■ WORK INSTRUCTIONS
Each line below that contains "audience" should be counted. Give only the total.

Data records for software interfaces
◇ ◇ ◇ ◇ ◇ ◇ ◇
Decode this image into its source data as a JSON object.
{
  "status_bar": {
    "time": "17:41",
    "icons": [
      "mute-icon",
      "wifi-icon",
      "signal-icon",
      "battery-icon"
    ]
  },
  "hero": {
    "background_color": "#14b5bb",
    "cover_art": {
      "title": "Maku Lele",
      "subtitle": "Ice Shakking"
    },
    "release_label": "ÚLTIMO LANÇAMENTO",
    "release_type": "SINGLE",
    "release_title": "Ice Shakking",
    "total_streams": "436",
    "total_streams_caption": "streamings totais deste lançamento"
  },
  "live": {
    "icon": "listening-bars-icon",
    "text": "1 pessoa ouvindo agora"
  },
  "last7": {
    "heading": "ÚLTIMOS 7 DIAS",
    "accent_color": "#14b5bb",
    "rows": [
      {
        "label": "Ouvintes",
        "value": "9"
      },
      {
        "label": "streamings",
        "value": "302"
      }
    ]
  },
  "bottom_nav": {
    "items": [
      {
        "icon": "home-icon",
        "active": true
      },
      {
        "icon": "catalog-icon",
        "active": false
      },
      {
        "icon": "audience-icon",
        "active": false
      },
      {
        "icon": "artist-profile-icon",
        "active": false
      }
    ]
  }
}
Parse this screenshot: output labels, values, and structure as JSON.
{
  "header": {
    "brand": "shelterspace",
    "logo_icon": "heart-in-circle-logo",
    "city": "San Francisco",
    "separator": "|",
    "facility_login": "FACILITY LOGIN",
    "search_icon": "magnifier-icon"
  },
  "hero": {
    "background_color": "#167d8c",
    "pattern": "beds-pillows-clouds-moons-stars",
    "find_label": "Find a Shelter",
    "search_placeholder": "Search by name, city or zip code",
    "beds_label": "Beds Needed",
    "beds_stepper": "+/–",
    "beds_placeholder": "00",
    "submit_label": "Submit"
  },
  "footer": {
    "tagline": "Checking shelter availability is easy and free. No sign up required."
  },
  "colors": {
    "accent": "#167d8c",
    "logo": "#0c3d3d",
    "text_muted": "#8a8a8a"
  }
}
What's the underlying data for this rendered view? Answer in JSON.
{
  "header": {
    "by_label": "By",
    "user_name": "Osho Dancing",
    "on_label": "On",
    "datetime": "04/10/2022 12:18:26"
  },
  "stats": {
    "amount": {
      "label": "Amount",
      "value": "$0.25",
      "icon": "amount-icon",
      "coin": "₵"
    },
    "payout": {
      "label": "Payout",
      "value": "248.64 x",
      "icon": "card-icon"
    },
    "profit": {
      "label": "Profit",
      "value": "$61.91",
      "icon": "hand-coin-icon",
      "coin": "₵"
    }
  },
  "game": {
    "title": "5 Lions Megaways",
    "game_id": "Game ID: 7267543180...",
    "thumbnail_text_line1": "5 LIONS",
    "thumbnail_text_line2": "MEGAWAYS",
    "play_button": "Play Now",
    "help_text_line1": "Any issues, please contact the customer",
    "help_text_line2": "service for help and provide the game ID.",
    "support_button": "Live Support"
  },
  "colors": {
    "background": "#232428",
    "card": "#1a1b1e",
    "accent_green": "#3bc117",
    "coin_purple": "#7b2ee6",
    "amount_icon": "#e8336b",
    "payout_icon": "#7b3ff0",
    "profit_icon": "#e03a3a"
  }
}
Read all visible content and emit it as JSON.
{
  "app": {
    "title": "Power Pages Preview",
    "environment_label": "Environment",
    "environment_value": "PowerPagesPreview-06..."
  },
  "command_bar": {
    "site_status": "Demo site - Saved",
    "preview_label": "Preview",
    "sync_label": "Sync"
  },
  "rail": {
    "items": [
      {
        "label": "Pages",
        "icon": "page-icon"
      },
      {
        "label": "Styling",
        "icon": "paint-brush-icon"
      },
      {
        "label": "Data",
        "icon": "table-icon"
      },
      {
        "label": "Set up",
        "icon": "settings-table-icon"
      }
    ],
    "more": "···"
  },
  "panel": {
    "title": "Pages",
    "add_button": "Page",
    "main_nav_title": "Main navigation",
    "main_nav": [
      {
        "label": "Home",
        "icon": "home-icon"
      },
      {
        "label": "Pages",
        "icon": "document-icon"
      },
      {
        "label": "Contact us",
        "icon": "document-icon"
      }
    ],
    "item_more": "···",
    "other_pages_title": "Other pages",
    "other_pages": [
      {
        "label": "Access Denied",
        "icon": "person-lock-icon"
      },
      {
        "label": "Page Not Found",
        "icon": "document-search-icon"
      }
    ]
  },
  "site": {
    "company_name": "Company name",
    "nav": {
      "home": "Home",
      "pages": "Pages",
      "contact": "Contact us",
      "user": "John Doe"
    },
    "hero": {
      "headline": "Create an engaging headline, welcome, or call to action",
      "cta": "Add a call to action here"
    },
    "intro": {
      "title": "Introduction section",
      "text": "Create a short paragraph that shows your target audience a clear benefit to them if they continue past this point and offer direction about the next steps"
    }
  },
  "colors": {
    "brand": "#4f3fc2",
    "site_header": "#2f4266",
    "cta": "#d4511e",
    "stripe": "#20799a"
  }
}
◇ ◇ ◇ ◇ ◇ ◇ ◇
■ SOLUTION FOR THIS TASK
2